» Source records:

- - - -

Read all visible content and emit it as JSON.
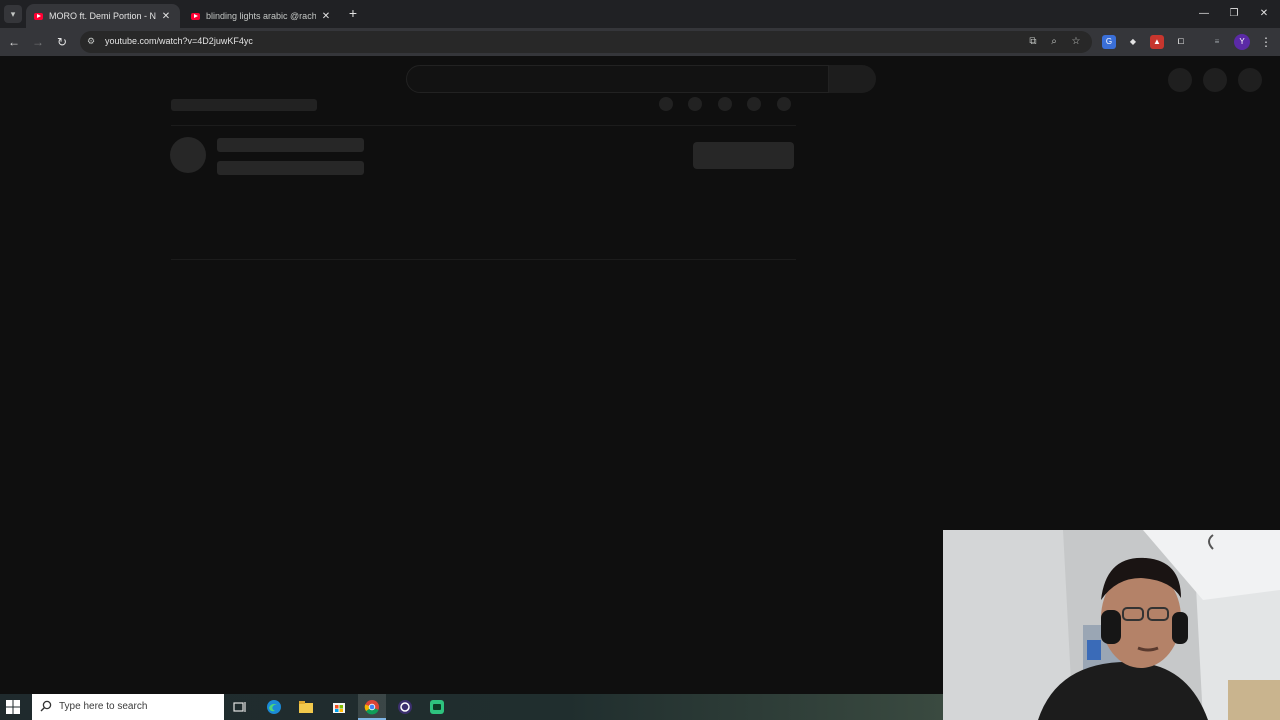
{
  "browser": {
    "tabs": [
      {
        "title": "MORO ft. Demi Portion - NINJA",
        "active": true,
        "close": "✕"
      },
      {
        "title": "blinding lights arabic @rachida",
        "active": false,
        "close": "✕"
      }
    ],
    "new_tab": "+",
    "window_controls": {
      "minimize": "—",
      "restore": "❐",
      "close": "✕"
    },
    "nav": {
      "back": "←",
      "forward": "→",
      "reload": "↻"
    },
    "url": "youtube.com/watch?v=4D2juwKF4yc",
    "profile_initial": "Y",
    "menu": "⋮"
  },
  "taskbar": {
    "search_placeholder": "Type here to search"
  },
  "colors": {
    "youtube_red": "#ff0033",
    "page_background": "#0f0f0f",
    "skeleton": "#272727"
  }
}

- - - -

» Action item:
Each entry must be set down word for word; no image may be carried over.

» Your response:
Read all visible content and emit it as JSON.
{
  "browser": {
    "tabs": [
      {
        "title": "MORO ft. Demi Portion - NINJA",
        "active": true,
        "close": "✕"
      },
      {
        "title": "blinding lights arabic @rachida",
        "active": false,
        "close": "✕"
      }
    ],
    "new_tab": "+",
    "window_controls": {
      "minimize": "—",
      "restore": "❐",
      "close": "✕"
    },
    "nav": {
      "back": "←",
      "forward": "→",
      "reload": "↻"
    },
    "url": "youtube.com/watch?v=4D2juwKF4yc",
    "profile_initial": "Y",
    "menu": "⋮"
  },
  "taskbar": {
    "search_placeholder": "Type here to search"
  },
  "colors": {
    "youtube_red": "#ff0033",
    "page_background": "#0f0f0f",
    "skeleton": "#272727"
  }
}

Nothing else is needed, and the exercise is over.